- WHAT THE EXERCISE ASKS: Your task is to extract every line from the material below exactly.

[[ DATA RECORDS open ]]

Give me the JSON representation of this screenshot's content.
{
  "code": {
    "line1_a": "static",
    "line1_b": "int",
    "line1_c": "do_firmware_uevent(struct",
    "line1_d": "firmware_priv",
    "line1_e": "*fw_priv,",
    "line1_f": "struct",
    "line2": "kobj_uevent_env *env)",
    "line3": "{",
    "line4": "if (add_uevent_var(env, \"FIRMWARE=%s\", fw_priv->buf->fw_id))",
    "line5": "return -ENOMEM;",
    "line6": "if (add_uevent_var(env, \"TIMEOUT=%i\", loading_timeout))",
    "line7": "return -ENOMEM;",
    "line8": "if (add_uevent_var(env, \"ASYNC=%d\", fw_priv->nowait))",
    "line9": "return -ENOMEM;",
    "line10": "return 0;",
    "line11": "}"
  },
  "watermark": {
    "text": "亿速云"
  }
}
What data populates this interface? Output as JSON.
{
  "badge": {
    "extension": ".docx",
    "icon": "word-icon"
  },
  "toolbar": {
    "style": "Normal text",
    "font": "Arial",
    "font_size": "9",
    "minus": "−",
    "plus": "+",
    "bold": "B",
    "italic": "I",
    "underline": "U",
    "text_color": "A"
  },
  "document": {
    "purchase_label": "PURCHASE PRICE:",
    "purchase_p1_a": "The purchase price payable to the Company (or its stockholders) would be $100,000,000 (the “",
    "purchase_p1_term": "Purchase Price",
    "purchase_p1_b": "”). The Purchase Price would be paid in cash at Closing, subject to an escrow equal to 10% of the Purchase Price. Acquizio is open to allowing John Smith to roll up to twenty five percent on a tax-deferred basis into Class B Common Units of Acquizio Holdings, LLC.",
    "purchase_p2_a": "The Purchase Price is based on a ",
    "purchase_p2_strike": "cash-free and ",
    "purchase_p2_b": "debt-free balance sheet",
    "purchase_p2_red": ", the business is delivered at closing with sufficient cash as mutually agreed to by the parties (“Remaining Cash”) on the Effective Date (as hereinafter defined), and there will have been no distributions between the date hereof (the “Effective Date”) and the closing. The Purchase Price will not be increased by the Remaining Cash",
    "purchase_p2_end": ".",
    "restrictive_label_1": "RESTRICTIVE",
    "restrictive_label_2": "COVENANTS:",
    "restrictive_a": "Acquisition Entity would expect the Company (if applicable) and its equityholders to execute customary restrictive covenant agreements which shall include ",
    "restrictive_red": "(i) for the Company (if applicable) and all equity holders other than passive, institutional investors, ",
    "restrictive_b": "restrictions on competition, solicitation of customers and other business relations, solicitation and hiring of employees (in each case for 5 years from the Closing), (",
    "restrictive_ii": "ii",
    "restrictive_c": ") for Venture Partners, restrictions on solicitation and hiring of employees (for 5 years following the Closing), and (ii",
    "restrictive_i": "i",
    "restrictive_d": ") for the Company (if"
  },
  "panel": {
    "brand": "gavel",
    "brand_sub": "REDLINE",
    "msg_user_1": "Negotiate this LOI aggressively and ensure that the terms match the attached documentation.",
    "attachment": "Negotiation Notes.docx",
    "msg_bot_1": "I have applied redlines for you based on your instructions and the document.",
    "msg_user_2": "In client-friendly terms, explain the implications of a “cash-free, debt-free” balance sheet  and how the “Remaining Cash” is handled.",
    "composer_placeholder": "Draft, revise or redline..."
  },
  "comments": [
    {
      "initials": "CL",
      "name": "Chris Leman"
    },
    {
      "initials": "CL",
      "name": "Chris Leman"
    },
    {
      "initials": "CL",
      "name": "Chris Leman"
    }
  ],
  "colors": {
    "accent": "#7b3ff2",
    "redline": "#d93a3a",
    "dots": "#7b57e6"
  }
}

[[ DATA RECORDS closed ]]

- ANSWER SPACE:
Give me the JSON representation of this screenshot's content.
{
  "code": {
    "line1_a": "static",
    "line1_b": "int",
    "line1_c": "do_firmware_uevent(struct",
    "line1_d": "firmware_priv",
    "line1_e": "*fw_priv,",
    "line1_f": "struct",
    "line2": "kobj_uevent_env *env)",
    "line3": "{",
    "line4": "if (add_uevent_var(env, \"FIRMWARE=%s\", fw_priv->buf->fw_id))",
    "line5": "return -ENOMEM;",
    "line6": "if (add_uevent_var(env, \"TIMEOUT=%i\", loading_timeout))",
    "line7": "return -ENOMEM;",
    "line8": "if (add_uevent_var(env, \"ASYNC=%d\", fw_priv->nowait))",
    "line9": "return -ENOMEM;",
    "line10": "return 0;",
    "line11": "}"
  },
  "watermark": {
    "text": "亿速云"
  }
}
What data populates this interface? Output as JSON.
{
  "badge": {
    "extension": ".docx",
    "icon": "word-icon"
  },
  "toolbar": {
    "style": "Normal text",
    "font": "Arial",
    "font_size": "9",
    "minus": "−",
    "plus": "+",
    "bold": "B",
    "italic": "I",
    "underline": "U",
    "text_color": "A"
  },
  "document": {
    "purchase_label": "PURCHASE PRICE:",
    "purchase_p1_a": "The purchase price payable to the Company (or its stockholders) would be $100,000,000 (the “",
    "purchase_p1_term": "Purchase Price",
    "purchase_p1_b": "”). The Purchase Price would be paid in cash at Closing, subject to an escrow equal to 10% of the Purchase Price. Acquizio is open to allowing John Smith to roll up to twenty five percent on a tax-deferred basis into Class B Common Units of Acquizio Holdings, LLC.",
    "purchase_p2_a": "The Purchase Price is based on a ",
    "purchase_p2_strike": "cash-free and ",
    "purchase_p2_b": "debt-free balance sheet",
    "purchase_p2_red": ", the business is delivered at closing with sufficient cash as mutually agreed to by the parties (“Remaining Cash”) on the Effective Date (as hereinafter defined), and there will have been no distributions between the date hereof (the “Effective Date”) and the closing. The Purchase Price will not be increased by the Remaining Cash",
    "purchase_p2_end": ".",
    "restrictive_label_1": "RESTRICTIVE",
    "restrictive_label_2": "COVENANTS:",
    "restrictive_a": "Acquisition Entity would expect the Company (if applicable) and its equityholders to execute customary restrictive covenant agreements which shall include ",
    "restrictive_red": "(i) for the Company (if applicable) and all equity holders other than passive, institutional investors, ",
    "restrictive_b": "restrictions on competition, solicitation of customers and other business relations, solicitation and hiring of employees (in each case for 5 years from the Closing), (",
    "restrictive_ii": "ii",
    "restrictive_c": ") for Venture Partners, restrictions on solicitation and hiring of employees (for 5 years following the Closing), and (ii",
    "restrictive_i": "i",
    "restrictive_d": ") for the Company (if"
  },
  "panel": {
    "brand": "gavel",
    "brand_sub": "REDLINE",
    "msg_user_1": "Negotiate this LOI aggressively and ensure that the terms match the attached documentation.",
    "attachment": "Negotiation Notes.docx",
    "msg_bot_1": "I have applied redlines for you based on your instructions and the document.",
    "msg_user_2": "In client-friendly terms, explain the implications of a “cash-free, debt-free” balance sheet  and how the “Remaining Cash” is handled.",
    "composer_placeholder": "Draft, revise or redline..."
  },
  "comments": [
    {
      "initials": "CL",
      "name": "Chris Leman"
    },
    {
      "initials": "CL",
      "name": "Chris Leman"
    },
    {
      "initials": "CL",
      "name": "Chris Leman"
    }
  ],
  "colors": {
    "accent": "#7b3ff2",
    "redline": "#d93a3a",
    "dots": "#7b57e6"
  }
}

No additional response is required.